REQUIREMENT >> Count how many lines below include the string "name". Only that number should appear in the reply.

(Collection entries)
○ ○ ○ ○ ○

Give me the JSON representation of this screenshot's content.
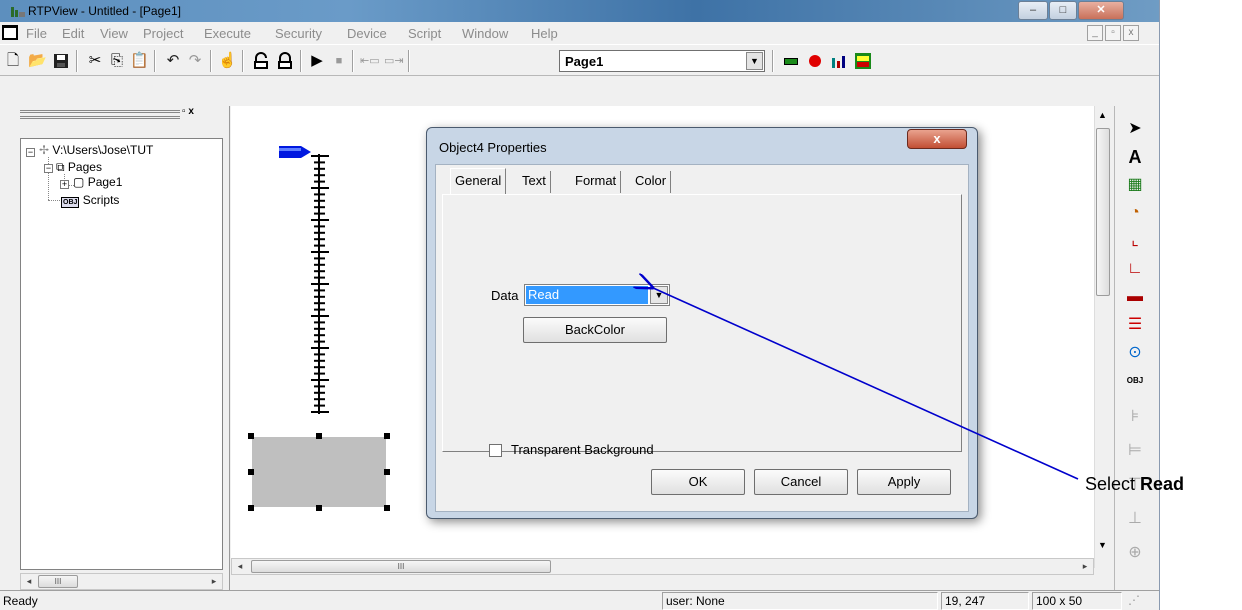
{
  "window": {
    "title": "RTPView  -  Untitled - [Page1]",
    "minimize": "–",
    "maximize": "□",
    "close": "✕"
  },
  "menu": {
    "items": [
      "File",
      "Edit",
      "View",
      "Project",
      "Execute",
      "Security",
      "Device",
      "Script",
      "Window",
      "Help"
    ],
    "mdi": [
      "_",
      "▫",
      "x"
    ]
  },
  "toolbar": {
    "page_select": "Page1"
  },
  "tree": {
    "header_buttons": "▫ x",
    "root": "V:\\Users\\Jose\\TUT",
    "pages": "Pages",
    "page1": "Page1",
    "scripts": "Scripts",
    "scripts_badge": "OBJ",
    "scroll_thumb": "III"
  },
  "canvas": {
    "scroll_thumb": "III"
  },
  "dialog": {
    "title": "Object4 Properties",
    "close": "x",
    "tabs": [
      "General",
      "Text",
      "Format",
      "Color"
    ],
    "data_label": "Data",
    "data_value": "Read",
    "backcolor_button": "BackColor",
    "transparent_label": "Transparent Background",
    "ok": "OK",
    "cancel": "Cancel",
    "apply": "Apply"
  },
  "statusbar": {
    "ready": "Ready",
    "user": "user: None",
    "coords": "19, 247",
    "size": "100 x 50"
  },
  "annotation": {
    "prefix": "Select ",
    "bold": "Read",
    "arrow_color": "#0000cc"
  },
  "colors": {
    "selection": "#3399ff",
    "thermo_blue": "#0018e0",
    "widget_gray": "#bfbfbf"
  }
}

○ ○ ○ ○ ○

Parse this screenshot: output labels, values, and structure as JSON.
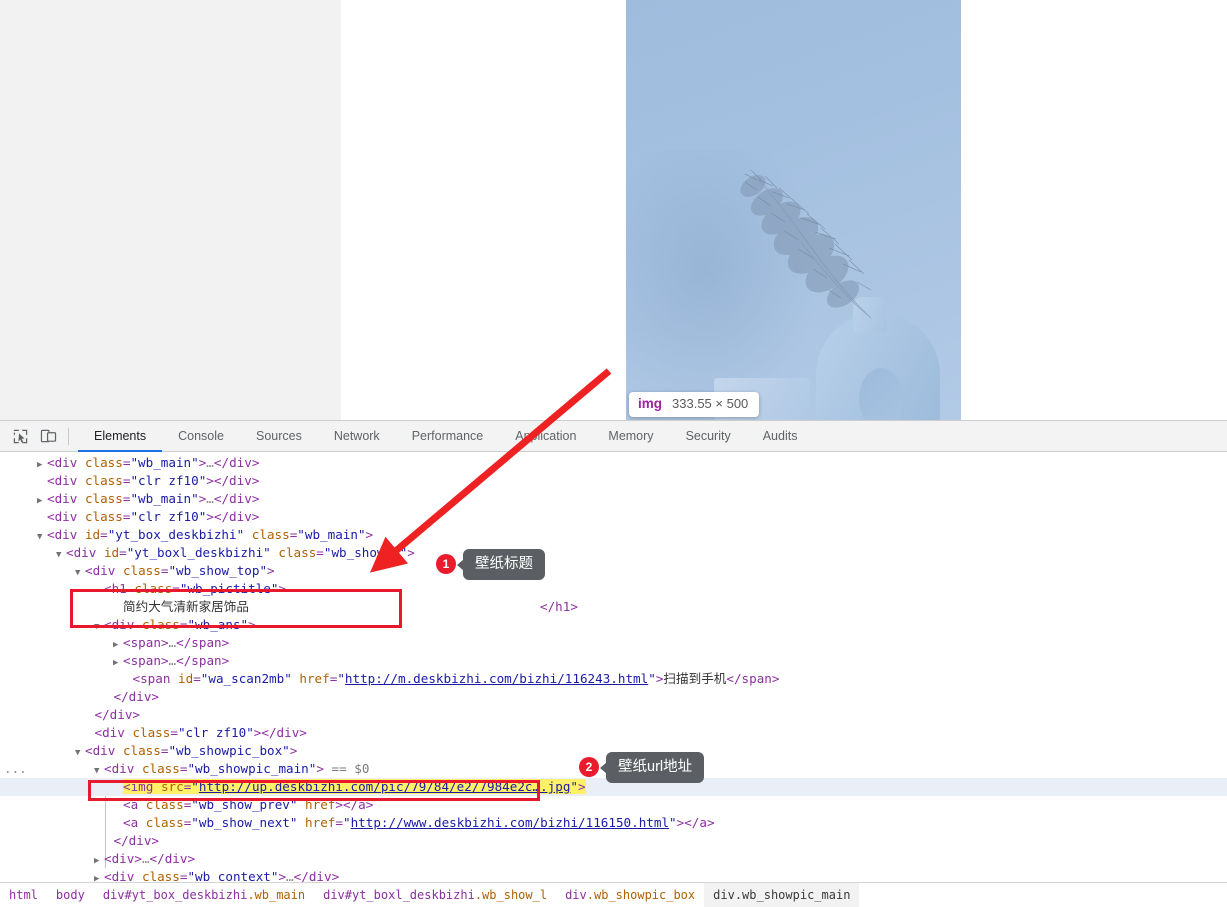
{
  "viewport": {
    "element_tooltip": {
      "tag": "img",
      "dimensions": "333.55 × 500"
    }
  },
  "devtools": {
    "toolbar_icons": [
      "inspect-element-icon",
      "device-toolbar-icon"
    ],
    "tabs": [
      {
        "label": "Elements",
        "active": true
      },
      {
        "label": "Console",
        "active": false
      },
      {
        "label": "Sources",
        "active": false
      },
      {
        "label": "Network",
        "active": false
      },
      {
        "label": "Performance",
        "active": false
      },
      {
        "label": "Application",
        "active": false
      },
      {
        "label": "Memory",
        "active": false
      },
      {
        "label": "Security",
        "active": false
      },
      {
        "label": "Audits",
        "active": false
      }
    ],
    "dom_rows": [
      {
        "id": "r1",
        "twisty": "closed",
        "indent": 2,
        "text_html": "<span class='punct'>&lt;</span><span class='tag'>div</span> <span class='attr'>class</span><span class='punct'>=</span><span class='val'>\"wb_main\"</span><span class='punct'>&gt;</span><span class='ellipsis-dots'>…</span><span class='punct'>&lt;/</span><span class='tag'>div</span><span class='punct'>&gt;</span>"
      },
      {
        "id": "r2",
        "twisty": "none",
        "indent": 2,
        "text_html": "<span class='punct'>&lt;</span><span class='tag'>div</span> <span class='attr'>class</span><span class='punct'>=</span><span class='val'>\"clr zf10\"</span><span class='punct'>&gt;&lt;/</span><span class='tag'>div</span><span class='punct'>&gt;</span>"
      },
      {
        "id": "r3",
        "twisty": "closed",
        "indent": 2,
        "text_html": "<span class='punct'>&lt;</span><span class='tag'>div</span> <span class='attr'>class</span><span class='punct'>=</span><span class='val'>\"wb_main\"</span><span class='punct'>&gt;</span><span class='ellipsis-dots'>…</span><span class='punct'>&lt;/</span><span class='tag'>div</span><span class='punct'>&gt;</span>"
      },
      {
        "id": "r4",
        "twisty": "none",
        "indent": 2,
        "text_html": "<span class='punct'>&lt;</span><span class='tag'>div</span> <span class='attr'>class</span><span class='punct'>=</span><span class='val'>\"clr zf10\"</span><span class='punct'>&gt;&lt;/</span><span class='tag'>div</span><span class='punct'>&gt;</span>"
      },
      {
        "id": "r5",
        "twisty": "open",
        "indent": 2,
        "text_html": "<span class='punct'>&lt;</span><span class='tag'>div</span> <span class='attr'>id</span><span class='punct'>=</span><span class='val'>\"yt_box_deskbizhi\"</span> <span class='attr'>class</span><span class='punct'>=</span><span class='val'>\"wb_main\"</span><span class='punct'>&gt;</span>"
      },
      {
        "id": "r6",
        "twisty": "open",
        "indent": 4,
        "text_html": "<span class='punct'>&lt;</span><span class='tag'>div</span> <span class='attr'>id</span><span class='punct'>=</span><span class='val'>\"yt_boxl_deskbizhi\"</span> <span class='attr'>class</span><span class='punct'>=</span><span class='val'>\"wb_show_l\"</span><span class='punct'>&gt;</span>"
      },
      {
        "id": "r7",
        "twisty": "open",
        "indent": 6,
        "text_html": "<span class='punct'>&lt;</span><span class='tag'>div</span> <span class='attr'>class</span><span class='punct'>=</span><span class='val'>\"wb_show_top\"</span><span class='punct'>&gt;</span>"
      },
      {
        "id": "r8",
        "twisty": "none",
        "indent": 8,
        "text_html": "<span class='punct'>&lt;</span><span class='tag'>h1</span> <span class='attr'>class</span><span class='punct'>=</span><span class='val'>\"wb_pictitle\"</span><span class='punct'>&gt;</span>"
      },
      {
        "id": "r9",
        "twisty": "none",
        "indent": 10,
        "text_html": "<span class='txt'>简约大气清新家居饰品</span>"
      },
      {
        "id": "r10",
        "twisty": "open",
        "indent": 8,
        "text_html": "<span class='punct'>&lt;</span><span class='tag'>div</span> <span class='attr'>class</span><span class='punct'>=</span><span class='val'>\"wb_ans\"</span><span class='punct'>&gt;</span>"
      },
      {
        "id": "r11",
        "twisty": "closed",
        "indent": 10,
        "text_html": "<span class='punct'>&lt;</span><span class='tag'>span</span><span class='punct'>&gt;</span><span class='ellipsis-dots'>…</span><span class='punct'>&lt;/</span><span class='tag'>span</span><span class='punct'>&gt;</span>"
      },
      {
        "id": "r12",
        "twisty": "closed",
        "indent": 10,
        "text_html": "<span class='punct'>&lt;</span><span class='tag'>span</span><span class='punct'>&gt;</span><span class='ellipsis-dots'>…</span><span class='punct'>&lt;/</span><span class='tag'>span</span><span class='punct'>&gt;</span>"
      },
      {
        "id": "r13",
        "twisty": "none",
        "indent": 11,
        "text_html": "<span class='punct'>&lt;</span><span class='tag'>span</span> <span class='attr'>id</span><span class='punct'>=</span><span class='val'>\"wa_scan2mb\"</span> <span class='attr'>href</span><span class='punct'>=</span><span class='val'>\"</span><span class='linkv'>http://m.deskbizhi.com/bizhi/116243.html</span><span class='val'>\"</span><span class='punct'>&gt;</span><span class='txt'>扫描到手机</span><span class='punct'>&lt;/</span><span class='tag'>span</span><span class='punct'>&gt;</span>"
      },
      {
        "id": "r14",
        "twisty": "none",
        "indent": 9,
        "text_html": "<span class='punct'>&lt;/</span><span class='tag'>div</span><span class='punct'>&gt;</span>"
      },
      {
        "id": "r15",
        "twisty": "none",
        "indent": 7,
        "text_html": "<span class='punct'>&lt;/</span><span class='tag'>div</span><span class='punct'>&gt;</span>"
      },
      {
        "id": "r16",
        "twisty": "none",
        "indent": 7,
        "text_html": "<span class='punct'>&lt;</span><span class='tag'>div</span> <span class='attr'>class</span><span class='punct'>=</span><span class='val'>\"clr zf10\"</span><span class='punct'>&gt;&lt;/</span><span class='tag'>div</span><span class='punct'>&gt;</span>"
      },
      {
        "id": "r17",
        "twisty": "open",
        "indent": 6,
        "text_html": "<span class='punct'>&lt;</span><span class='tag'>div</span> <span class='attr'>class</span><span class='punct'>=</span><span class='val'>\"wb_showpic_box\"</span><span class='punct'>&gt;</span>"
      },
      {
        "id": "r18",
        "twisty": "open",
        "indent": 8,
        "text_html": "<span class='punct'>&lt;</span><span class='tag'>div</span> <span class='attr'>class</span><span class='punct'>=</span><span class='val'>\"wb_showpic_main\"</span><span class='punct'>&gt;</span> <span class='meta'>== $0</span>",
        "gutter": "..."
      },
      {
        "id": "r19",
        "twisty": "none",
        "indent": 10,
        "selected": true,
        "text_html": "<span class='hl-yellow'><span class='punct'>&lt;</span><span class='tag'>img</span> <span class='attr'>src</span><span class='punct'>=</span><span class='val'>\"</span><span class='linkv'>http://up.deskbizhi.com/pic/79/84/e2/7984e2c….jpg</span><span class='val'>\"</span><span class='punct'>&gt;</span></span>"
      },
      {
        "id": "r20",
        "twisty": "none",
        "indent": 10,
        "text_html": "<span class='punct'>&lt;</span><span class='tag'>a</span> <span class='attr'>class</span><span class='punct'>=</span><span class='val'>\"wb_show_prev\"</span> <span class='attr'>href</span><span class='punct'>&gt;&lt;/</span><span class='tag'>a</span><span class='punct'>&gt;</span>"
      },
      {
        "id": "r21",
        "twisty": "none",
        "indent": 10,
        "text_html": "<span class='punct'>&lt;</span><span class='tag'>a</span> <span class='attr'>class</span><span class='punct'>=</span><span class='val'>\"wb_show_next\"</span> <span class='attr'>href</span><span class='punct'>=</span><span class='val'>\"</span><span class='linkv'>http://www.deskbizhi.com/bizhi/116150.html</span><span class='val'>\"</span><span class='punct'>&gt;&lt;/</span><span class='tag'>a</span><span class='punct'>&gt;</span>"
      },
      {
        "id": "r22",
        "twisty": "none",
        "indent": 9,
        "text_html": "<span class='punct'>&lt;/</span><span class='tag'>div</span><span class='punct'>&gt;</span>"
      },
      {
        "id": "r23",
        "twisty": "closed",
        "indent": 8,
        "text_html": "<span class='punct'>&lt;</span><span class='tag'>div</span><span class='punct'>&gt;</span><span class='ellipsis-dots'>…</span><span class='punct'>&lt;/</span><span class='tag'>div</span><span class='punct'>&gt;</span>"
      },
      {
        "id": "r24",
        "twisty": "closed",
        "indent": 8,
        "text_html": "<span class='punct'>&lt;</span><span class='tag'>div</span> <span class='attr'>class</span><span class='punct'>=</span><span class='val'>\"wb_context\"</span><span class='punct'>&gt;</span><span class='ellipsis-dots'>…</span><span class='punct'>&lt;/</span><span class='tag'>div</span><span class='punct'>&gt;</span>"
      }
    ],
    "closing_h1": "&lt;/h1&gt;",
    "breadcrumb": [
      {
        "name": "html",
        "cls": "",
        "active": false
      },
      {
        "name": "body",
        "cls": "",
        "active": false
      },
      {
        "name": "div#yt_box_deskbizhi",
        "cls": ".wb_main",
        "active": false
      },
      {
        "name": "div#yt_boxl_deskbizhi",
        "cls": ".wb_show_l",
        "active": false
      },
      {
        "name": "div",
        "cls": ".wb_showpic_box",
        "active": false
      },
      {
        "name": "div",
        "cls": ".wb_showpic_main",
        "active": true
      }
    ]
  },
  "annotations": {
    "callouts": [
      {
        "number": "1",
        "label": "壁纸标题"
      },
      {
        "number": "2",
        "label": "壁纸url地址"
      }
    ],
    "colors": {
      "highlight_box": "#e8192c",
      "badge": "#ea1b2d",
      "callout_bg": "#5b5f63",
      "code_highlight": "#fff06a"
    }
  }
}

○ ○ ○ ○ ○

ANSWER TO THIS PROBLEM >> 6